__Supplied material__.
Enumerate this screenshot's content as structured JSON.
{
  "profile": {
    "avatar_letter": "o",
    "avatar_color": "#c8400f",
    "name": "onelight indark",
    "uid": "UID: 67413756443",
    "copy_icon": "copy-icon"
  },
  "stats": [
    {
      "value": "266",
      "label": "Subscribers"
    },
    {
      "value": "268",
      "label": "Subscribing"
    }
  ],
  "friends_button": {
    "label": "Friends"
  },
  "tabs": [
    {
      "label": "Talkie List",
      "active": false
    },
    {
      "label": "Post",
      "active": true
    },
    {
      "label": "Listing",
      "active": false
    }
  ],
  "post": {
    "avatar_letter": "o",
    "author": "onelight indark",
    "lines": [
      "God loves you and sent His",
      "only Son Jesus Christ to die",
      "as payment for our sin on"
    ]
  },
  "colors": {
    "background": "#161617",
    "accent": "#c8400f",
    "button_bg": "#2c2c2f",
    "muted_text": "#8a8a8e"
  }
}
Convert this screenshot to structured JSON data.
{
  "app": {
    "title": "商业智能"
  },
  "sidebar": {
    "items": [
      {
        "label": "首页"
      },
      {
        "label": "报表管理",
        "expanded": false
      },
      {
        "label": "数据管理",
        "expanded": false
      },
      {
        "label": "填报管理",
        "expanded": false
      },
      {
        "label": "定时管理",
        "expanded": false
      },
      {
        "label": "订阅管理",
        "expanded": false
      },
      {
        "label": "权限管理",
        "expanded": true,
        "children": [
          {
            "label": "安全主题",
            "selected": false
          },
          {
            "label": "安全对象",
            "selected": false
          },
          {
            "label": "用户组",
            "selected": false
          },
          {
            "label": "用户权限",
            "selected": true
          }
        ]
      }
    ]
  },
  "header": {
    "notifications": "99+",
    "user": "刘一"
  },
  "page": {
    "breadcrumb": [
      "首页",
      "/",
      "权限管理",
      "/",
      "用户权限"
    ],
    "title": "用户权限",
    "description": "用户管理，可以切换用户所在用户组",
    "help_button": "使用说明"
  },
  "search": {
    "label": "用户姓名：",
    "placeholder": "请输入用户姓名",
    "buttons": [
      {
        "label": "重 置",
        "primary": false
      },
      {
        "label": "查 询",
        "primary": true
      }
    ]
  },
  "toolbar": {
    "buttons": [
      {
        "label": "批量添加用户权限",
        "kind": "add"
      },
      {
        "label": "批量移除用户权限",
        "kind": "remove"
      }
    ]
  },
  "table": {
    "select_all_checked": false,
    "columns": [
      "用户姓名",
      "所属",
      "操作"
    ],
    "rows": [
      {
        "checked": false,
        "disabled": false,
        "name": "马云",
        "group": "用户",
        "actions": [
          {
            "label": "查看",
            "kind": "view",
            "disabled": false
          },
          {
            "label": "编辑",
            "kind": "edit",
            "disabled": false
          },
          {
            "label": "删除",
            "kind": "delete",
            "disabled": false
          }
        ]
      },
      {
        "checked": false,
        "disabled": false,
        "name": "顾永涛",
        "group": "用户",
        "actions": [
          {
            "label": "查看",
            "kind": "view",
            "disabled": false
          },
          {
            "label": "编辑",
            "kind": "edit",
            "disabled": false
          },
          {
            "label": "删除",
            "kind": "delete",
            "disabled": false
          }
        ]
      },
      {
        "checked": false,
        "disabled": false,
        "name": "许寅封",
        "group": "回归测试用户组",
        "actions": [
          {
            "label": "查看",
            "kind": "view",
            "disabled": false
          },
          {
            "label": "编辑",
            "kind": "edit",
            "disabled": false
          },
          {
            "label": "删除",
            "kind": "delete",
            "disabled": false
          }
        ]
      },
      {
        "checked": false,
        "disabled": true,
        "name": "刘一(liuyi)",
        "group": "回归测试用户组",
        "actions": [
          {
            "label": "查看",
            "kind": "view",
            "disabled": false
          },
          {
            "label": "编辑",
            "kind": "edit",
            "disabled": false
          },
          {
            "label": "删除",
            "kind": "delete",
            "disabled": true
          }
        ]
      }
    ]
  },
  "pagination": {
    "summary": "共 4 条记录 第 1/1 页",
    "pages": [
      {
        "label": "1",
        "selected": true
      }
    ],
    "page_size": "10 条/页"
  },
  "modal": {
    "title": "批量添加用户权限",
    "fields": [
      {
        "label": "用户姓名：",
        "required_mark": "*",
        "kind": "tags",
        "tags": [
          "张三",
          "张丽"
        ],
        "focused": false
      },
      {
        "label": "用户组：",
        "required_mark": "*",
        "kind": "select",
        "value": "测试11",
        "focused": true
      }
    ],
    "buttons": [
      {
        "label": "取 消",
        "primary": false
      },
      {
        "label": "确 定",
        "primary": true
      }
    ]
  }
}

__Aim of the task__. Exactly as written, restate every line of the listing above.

__Task solution__.
Enumerate this screenshot's content as structured JSON.
{
  "profile": {
    "avatar_letter": "o",
    "avatar_color": "#c8400f",
    "name": "onelight indark",
    "uid": "UID: 67413756443",
    "copy_icon": "copy-icon"
  },
  "stats": [
    {
      "value": "266",
      "label": "Subscribers"
    },
    {
      "value": "268",
      "label": "Subscribing"
    }
  ],
  "friends_button": {
    "label": "Friends"
  },
  "tabs": [
    {
      "label": "Talkie List",
      "active": false
    },
    {
      "label": "Post",
      "active": true
    },
    {
      "label": "Listing",
      "active": false
    }
  ],
  "post": {
    "avatar_letter": "o",
    "author": "onelight indark",
    "lines": [
      "God loves you and sent His",
      "only Son Jesus Christ to die",
      "as payment for our sin on"
    ]
  },
  "colors": {
    "background": "#161617",
    "accent": "#c8400f",
    "button_bg": "#2c2c2f",
    "muted_text": "#8a8a8e"
  }
}
Convert this screenshot to structured JSON data.
{
  "app": {
    "title": "商业智能"
  },
  "sidebar": {
    "items": [
      {
        "label": "首页"
      },
      {
        "label": "报表管理",
        "expanded": false
      },
      {
        "label": "数据管理",
        "expanded": false
      },
      {
        "label": "填报管理",
        "expanded": false
      },
      {
        "label": "定时管理",
        "expanded": false
      },
      {
        "label": "订阅管理",
        "expanded": false
      },
      {
        "label": "权限管理",
        "expanded": true,
        "children": [
          {
            "label": "安全主题",
            "selected": false
          },
          {
            "label": "安全对象",
            "selected": false
          },
          {
            "label": "用户组",
            "selected": false
          },
          {
            "label": "用户权限",
            "selected": true
          }
        ]
      }
    ]
  },
  "header": {
    "notifications": "99+",
    "user": "刘一"
  },
  "page": {
    "breadcrumb": [
      "首页",
      "/",
      "权限管理",
      "/",
      "用户权限"
    ],
    "title": "用户权限",
    "description": "用户管理，可以切换用户所在用户组",
    "help_button": "使用说明"
  },
  "search": {
    "label": "用户姓名：",
    "placeholder": "请输入用户姓名",
    "buttons": [
      {
        "label": "重 置",
        "primary": false
      },
      {
        "label": "查 询",
        "primary": true
      }
    ]
  },
  "toolbar": {
    "buttons": [
      {
        "label": "批量添加用户权限",
        "kind": "add"
      },
      {
        "label": "批量移除用户权限",
        "kind": "remove"
      }
    ]
  },
  "table": {
    "select_all_checked": false,
    "columns": [
      "用户姓名",
      "所属",
      "操作"
    ],
    "rows": [
      {
        "checked": false,
        "disabled": false,
        "name": "马云",
        "group": "用户",
        "actions": [
          {
            "label": "查看",
            "kind": "view",
            "disabled": false
          },
          {
            "label": "编辑",
            "kind": "edit",
            "disabled": false
          },
          {
            "label": "删除",
            "kind": "delete",
            "disabled": false
          }
        ]
      },
      {
        "checked": false,
        "disabled": false,
        "name": "顾永涛",
        "group": "用户",
        "actions": [
          {
            "label": "查看",
            "kind": "view",
            "disabled": false
          },
          {
            "label": "编辑",
            "kind": "edit",
            "disabled": false
          },
          {
            "label": "删除",
            "kind": "delete",
            "disabled": false
          }
        ]
      },
      {
        "checked": false,
        "disabled": false,
        "name": "许寅封",
        "group": "回归测试用户组",
        "actions": [
          {
            "label": "查看",
            "kind": "view",
            "disabled": false
          },
          {
            "label": "编辑",
            "kind": "edit",
            "disabled": false
          },
          {
            "label": "删除",
            "kind": "delete",
            "disabled": false
          }
        ]
      },
      {
        "checked": false,
        "disabled": true,
        "name": "刘一(liuyi)",
        "group": "回归测试用户组",
        "actions": [
          {
            "label": "查看",
            "kind": "view",
            "disabled": false
          },
          {
            "label": "编辑",
            "kind": "edit",
            "disabled": false
          },
          {
            "label": "删除",
            "kind": "delete",
            "disabled": true
          }
        ]
      }
    ]
  },
  "pagination": {
    "summary": "共 4 条记录 第 1/1 页",
    "pages": [
      {
        "label": "1",
        "selected": true
      }
    ],
    "page_size": "10 条/页"
  },
  "modal": {
    "title": "批量添加用户权限",
    "fields": [
      {
        "label": "用户姓名：",
        "required_mark": "*",
        "kind": "tags",
        "tags": [
          "张三",
          "张丽"
        ],
        "focused": false
      },
      {
        "label": "用户组：",
        "required_mark": "*",
        "kind": "select",
        "value": "测试11",
        "focused": true
      }
    ],
    "buttons": [
      {
        "label": "取 消",
        "primary": false
      },
      {
        "label": "确 定",
        "primary": true
      }
    ]
  }
}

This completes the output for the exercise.